● SUPPLIED RECORDS
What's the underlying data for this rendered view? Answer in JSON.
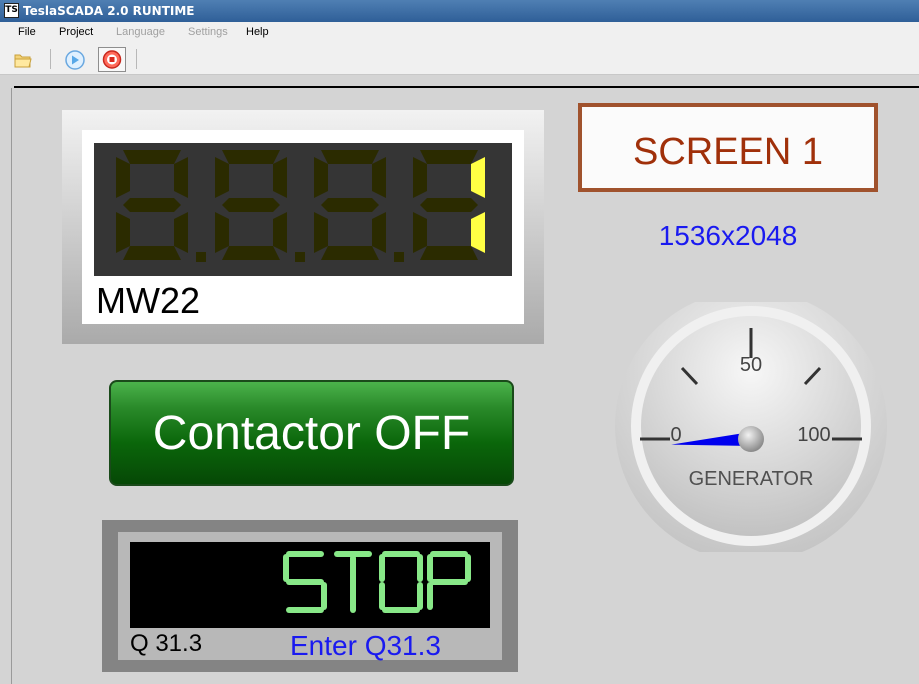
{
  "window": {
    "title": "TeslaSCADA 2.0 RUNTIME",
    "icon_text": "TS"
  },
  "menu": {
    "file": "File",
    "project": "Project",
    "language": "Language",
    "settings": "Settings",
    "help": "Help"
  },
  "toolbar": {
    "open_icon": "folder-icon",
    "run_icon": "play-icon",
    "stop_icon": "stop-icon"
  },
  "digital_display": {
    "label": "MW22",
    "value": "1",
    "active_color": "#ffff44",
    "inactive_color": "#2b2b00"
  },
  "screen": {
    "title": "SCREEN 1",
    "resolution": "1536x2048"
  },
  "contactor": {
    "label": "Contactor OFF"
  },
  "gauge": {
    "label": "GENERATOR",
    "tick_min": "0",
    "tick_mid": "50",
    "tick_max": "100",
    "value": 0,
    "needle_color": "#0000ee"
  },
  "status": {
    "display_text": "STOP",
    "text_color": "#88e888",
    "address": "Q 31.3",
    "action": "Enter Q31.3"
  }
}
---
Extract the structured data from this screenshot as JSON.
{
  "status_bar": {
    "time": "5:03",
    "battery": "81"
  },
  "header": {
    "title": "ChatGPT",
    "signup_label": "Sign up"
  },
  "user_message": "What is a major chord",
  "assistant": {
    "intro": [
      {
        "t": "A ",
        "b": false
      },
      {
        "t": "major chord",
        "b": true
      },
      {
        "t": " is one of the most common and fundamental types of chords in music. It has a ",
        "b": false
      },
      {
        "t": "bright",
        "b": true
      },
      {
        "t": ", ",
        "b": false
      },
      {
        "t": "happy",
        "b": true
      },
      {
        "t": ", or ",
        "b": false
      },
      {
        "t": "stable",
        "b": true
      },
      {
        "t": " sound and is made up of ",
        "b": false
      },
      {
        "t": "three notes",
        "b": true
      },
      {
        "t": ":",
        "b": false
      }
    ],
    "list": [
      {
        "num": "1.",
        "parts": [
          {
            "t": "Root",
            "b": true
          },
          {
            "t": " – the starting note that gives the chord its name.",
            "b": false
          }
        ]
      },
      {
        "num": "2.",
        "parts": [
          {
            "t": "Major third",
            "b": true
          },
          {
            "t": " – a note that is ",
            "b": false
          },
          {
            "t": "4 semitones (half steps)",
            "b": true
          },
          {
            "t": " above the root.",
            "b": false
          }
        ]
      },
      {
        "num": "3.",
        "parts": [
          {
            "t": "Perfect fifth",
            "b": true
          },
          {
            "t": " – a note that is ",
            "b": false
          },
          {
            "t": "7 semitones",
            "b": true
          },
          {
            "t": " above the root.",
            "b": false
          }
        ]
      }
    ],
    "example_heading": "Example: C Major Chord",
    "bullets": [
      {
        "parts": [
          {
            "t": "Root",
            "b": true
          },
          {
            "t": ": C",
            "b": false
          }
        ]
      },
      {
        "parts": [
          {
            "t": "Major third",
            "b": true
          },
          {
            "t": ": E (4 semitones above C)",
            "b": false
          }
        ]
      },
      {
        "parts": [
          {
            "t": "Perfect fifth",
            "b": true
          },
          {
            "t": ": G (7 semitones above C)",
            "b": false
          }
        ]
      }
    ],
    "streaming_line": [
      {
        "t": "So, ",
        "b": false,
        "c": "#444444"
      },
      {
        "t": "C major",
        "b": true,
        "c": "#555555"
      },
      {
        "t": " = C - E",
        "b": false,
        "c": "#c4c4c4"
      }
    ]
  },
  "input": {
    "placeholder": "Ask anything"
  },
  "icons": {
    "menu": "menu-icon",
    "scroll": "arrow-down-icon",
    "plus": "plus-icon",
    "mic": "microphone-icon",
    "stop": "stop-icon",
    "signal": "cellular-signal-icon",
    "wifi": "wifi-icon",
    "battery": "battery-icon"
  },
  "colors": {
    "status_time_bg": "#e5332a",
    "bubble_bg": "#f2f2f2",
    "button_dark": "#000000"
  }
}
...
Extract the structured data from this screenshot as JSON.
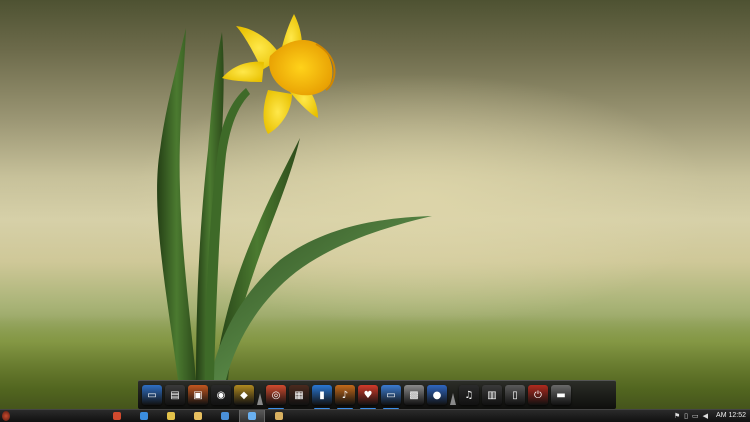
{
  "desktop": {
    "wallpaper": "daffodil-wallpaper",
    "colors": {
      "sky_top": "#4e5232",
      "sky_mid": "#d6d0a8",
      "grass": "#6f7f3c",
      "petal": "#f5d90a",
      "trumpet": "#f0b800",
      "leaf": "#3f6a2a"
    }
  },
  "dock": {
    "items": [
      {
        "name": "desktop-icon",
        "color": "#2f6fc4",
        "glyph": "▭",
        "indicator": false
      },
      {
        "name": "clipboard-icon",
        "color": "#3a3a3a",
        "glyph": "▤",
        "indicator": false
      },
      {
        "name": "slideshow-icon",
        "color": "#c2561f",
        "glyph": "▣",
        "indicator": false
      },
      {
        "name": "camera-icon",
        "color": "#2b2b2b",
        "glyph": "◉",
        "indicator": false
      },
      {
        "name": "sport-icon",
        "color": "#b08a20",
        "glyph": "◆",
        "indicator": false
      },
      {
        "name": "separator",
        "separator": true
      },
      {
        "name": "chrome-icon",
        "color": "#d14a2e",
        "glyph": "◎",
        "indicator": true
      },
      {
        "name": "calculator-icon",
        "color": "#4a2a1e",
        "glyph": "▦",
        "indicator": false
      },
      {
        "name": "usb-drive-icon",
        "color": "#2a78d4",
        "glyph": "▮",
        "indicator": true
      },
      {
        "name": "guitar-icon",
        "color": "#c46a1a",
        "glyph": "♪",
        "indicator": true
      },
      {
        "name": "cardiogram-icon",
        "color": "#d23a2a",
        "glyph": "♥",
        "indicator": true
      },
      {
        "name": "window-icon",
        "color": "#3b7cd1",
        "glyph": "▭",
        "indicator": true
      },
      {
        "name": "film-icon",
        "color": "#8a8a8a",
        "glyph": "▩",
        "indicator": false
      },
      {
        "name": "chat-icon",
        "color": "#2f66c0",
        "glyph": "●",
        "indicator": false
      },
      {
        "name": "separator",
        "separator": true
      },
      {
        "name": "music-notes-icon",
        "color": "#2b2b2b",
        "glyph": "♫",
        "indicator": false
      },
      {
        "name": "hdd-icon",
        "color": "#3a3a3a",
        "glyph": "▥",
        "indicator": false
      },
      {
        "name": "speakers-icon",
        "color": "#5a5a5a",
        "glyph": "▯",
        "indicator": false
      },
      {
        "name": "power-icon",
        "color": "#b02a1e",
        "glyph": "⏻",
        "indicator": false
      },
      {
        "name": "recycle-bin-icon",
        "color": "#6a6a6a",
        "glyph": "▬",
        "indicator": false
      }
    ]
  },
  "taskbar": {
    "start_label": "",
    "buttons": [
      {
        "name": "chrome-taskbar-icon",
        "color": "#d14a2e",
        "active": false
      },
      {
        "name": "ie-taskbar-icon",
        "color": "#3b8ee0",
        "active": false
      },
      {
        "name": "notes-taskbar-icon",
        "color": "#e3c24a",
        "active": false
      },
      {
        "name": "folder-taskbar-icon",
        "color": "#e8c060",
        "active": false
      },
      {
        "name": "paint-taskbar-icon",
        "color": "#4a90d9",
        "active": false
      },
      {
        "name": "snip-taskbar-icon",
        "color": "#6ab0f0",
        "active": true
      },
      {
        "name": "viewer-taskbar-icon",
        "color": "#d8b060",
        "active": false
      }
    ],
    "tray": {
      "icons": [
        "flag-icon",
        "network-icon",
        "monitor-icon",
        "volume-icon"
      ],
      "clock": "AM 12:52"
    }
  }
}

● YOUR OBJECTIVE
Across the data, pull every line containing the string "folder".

● SOLUTION TO THIS TASK
    "open_icon": "folder-icon",
        "name": "folder-taskbar-icon",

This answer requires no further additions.